Still onward, pursuing its southerly course, through the Phillipine and Mollucca Islands, often shaking them to their centers with its angry forces, the fire-stream makes its way, touching the northwestern portion of Celebes on the one hand, and missing its great island neighbor, Borneo, on the other; it bursts forth in terrible and oft-recurring eruptions in ill-fated Java. Here again the current divides, one sweeping to the north and west, through Sumatra, and away into the Bay of Bengal; the other turns at a point further north, from the Molluccas, and flows east-by-south, barely touching New Guinea, through New Ireland and New Britain, under the Solomon Archipelago; then again to the south it pursues its fiery way, through the New Hebrides, into New Zealand ; while another, evidently smaller stream, branches just north of the Hebrides, flowing south-by-west, touching the southeastern coast of Australia, and apparently terminating at the island group of Tasmania or Van Diemen's Land.

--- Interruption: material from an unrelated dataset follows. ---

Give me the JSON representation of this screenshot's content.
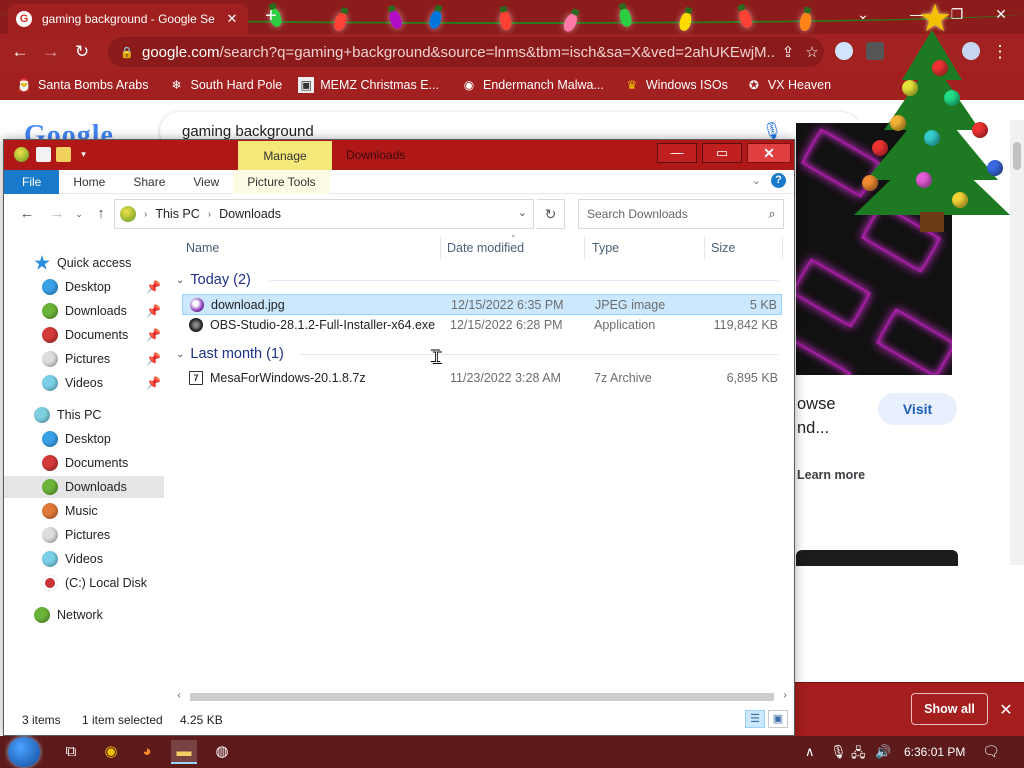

As far as known, there are sixty-five volcanoes in Alaska, ten of them being active, with one or two more in the Aleutian Isles. In the New Hebrides, on the island of Tanna, a volcanic peak still forms one of the beacon lights of the South Sea, to be rivaled sometimes by its fiery neighbor, Tongariro, in New Zealand.


Many theories have been advanced by scientists, to explain earthquake and volcanic action; though that advanced by Darwin, from observations in nearly all parts of the world, is generally accepted. It is believed that the crust of the earth, slowly cooling from its once liquid mass, has now formed a crust of from ten to

« ZurückWeiter »